Study material:
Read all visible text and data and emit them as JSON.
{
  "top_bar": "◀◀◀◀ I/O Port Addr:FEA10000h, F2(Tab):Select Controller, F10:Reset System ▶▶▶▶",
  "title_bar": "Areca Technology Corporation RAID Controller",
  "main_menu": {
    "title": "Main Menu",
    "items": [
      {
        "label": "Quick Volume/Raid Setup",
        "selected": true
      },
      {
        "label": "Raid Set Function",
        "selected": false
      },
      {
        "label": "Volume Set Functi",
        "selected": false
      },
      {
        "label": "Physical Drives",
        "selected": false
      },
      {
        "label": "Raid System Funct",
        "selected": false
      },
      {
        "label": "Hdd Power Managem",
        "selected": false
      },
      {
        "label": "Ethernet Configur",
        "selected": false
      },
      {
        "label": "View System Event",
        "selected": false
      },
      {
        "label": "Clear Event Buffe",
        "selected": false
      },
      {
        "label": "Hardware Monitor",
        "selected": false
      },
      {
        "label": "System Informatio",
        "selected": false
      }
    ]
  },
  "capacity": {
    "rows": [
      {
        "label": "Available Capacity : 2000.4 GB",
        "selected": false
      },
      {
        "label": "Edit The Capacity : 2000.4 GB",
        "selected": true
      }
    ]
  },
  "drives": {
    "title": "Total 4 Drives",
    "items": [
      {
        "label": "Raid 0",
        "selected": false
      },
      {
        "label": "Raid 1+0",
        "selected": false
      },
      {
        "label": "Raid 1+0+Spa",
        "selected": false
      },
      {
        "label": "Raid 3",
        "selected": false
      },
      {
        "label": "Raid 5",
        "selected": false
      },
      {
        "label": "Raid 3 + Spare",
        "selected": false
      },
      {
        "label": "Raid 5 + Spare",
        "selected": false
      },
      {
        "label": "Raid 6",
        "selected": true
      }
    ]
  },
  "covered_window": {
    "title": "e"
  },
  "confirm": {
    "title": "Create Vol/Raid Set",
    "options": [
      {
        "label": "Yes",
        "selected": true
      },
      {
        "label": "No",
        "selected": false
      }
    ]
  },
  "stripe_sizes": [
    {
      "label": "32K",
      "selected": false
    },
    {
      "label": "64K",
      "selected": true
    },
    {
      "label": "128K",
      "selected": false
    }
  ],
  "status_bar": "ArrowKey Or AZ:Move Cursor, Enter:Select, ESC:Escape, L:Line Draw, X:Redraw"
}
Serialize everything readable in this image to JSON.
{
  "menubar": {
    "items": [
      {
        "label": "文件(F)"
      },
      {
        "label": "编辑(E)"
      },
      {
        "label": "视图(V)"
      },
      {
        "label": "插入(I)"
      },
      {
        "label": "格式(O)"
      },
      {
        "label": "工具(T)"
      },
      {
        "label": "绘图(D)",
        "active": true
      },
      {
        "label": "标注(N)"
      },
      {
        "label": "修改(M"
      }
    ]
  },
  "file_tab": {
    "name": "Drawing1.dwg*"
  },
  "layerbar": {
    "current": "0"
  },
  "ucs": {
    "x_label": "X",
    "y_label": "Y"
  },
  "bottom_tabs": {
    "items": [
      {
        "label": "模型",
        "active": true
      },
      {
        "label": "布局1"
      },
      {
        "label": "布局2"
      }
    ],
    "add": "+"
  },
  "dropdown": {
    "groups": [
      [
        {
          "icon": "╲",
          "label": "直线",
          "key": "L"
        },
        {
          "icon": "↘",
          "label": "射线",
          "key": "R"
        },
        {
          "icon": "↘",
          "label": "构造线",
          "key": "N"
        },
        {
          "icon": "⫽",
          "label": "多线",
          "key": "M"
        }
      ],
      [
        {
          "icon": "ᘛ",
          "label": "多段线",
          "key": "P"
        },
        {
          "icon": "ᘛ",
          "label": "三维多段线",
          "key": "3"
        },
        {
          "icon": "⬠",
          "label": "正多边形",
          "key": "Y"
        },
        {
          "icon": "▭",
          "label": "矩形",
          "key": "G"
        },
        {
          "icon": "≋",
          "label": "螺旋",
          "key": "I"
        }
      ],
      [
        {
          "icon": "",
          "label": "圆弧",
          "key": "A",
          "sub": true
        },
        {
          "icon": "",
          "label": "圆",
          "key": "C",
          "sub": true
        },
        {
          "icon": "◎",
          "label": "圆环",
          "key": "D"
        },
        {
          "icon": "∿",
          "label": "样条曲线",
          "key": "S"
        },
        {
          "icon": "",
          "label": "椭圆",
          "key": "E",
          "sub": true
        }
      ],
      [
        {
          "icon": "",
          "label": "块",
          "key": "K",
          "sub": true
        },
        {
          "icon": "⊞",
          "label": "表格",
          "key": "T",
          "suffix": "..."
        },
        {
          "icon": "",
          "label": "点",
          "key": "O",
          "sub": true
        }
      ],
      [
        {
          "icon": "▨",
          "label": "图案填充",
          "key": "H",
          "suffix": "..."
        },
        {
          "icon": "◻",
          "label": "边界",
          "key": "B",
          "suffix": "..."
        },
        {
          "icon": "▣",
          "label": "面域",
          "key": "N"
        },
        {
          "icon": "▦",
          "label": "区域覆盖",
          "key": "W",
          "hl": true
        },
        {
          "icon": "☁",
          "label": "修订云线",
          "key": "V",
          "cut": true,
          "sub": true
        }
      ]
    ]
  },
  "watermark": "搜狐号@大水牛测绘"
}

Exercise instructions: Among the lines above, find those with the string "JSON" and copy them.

Your solution:
Read all visible text and data and emit them as JSON.
Serialize everything readable in this image to JSON.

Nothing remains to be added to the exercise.